- the Pharisees clung to the comfort of the Law, insisting God would never work beyond the Law-at least, not without first consulting them!
- their failure to embrace a new work of the Spirit ultimately caused them to oppose the God they claimed to serve
- the Pharisees were spiritual leaders with no Spirit
- they professed to know God yet they failed to recognize His own Son
- they put demands upon others they were unwilling to accept themselves
- Jesus warned, "Do not do what [the Pharisees] do, for they do not practice what they preach" (Mt. 23:3)
- "Woe to you, teachers of the law and Pharisees, you hypocrites! You are like whitewashed tombs . . . on the outside you appear to people as righteous but on the inside you are full of hypocrisy and wickedness" (Mt. 23:27-28)
- intellectualism was the god of the Pharisees

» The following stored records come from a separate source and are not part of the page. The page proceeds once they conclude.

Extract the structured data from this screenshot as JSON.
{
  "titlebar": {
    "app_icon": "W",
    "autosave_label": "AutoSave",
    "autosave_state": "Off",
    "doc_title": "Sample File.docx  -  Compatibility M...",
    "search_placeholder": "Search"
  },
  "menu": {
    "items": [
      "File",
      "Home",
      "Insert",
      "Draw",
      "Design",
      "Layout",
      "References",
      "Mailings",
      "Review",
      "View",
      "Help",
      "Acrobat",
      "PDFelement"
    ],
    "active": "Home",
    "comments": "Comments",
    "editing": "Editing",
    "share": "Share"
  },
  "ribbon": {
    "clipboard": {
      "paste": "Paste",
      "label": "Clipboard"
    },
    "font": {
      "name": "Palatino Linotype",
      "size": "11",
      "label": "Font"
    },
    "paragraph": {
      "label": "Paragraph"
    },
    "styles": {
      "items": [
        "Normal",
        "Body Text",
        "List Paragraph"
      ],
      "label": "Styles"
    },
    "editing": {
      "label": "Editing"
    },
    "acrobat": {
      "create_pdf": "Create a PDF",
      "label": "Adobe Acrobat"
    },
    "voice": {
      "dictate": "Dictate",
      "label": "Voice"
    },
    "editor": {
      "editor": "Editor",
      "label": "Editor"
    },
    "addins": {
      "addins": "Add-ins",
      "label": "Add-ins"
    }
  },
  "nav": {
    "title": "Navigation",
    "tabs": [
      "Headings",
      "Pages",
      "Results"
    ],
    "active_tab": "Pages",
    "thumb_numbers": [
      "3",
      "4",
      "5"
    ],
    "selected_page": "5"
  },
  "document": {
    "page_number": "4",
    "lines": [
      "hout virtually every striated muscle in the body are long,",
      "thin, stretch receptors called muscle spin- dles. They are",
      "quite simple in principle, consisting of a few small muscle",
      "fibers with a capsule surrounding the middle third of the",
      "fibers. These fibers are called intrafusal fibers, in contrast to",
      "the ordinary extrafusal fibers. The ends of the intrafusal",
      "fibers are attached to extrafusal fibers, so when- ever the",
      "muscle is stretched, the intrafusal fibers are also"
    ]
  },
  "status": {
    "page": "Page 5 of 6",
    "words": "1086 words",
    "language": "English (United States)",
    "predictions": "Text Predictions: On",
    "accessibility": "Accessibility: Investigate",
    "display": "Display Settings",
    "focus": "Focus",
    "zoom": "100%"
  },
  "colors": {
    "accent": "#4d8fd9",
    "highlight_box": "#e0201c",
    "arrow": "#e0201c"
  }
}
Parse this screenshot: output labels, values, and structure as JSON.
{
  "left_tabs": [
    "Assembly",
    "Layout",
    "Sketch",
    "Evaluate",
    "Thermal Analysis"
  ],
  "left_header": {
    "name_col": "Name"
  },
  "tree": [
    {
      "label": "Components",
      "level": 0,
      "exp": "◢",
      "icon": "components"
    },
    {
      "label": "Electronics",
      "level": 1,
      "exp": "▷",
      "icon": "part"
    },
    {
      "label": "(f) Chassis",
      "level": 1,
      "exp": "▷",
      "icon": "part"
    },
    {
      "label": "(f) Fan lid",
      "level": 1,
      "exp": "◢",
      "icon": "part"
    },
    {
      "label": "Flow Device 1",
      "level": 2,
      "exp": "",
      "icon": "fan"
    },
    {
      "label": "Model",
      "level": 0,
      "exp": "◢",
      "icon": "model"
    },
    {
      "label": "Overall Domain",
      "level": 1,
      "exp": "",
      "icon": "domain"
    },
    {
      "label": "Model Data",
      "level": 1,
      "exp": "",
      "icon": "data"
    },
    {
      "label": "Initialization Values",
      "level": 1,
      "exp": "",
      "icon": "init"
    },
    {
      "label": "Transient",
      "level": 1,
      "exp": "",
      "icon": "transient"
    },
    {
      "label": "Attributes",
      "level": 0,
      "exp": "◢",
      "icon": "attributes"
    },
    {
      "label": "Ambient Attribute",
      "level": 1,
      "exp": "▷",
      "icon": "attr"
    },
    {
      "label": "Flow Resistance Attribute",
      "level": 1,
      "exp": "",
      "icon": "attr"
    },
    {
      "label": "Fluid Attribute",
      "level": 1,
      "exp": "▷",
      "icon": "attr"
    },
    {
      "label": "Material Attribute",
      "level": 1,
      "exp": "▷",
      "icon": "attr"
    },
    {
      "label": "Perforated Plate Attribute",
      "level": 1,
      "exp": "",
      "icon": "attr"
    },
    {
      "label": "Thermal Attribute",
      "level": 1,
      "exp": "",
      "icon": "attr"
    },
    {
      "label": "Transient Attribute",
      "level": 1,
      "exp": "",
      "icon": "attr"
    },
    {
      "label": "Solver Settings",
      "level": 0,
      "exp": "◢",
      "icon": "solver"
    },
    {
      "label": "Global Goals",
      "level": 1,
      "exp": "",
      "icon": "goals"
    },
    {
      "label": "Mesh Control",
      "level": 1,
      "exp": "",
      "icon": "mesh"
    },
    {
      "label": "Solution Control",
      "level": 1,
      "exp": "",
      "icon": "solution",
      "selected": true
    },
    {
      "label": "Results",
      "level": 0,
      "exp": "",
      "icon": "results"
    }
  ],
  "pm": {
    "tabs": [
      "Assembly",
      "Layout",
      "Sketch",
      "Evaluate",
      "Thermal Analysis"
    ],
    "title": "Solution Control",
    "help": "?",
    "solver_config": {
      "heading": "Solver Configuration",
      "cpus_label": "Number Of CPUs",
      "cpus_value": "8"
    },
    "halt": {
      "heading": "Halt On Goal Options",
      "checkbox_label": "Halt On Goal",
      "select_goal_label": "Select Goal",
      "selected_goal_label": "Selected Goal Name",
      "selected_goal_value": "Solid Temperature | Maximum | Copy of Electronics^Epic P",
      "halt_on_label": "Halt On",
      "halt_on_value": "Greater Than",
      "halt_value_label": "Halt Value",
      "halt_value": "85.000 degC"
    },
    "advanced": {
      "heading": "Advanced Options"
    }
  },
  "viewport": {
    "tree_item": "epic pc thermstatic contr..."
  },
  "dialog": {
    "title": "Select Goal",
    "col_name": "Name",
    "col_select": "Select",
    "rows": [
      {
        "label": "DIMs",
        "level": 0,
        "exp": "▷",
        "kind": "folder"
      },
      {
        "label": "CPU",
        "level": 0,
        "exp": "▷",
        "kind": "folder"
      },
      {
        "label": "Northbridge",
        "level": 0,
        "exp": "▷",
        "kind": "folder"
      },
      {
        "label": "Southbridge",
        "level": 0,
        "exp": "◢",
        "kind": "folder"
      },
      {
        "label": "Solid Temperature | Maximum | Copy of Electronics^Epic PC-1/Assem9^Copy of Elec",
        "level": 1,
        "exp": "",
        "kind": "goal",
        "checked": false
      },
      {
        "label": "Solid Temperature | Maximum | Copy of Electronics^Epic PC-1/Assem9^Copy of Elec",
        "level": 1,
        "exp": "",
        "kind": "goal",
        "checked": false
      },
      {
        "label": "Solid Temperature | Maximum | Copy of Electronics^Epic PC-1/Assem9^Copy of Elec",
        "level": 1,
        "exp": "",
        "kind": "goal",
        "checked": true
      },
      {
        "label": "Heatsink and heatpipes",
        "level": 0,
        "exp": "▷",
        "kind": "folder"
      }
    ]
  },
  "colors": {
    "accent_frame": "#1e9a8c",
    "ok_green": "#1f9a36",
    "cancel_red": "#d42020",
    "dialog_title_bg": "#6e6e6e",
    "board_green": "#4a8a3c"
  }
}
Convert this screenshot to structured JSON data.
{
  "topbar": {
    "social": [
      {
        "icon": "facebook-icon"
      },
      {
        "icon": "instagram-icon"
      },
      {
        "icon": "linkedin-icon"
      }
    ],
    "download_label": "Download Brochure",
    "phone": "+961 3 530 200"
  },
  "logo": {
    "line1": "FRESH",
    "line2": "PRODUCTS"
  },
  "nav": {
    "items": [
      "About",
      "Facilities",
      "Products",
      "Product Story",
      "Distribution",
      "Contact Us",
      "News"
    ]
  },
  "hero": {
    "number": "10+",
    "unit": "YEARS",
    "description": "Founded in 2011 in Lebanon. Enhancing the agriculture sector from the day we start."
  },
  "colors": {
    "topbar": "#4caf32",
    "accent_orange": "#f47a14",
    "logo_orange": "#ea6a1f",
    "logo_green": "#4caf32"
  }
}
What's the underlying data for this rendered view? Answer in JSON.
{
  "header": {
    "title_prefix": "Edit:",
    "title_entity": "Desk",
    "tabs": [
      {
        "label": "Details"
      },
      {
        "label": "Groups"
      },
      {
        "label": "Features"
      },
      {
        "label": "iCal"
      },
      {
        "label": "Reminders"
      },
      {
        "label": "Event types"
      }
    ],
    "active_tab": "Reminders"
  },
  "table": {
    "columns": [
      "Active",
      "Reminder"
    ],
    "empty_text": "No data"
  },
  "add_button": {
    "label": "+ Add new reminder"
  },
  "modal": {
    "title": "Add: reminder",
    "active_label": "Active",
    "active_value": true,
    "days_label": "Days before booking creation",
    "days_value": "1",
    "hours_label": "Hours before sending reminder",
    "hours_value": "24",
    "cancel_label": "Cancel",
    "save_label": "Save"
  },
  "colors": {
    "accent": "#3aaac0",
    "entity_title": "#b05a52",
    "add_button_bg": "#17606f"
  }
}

- consumed with order, tradition, and doctrine, they so immersed themselves in the study of God's Law and the explanation of it that they ended up missing God Himself!
- when the Pharisees scolded Jesus' disciples for failing to wash their hands before eating, Jesus rebuked them, "You nullify the word of God for the sake of your tradition" (Mat. 15:6)
- in their zeal for theological correctness, the Pharisees reduced religion to a purely intellectual exercise, effectively squelching the Spirit and eliminating responses of the heart
- the Apostle Paul, himself a Pharisee, recognized the dangers of legalism and rightly warned, "The letter kills, but the Spirit gives life" (2 Cor. 3:6).
II. CONSEQUENCES OF GRIEVING THE HOLY SPIRIT
- grieving the Spirit carries serious consequences
- the actions of the Israelites grieved the Spirit, and God withdrew His protection and fought against them (Is. 63:10, Acts 7:42-43)
- the most common result of grieving the Spirit in the Old Testament was simply that He left
- prior to Pentecost, the Spirit was given to selected individuals for a temporary period of time
- that is why David, who experienced the coming and going of the Spirit in his own life, pleaded in Ps. 51:11, "Do not . . . take your Holy Spirit from me."
- today, the Spirit works differently
- the moment a person accepts Christ as his Savior, he is immediately indwelt and sealed forever by the Holy Spirit (Eph. 1:13-14, Jn. 14:16)
- the Christian need never question their eternal destiny or doubt God's intentions toward us (1 John 4:16)
- the Spirit will never leave us, but if we grieve Him, He may temporarily withdraw His fellowship and power
- for the Christian who consistently abides in the Spirit, no consequence could be more devastating
- the Holy Spirit never forces Himself upon us
- at times, we may even wish He was more insistent, that He'd whack us on the head and shout, "Don't do that . . . it REALLY disappoints me."
- instead, He quietly, gently, convicts us of sin and leaves us to choose: Will I please Him? Or grieve Him?
- God desires that we are continually aware of the Holy Spirit's indwelling presence and sensitive to how deeply sin affects Him, and us
- the surest way to avoid grieving the Spirit is to know Him and walk in a moment-by-moment, love relationship with Him
- then, grieving Him becomes unthinkable
Learning to grieve not the Holy Spirit of God is a lifelong endeavor. Are you grieving the Holy Spirit?
The remedy to grieving the Holy Spirit and suffering the disruption of His fellowship is for Christians to confess their sins and be cleansed by Jesus Christ (1 John 1:9). As Christians appreciate that cleansing and as they love God more, they are more strongly motivated to avoid grieving the Holy Spirit.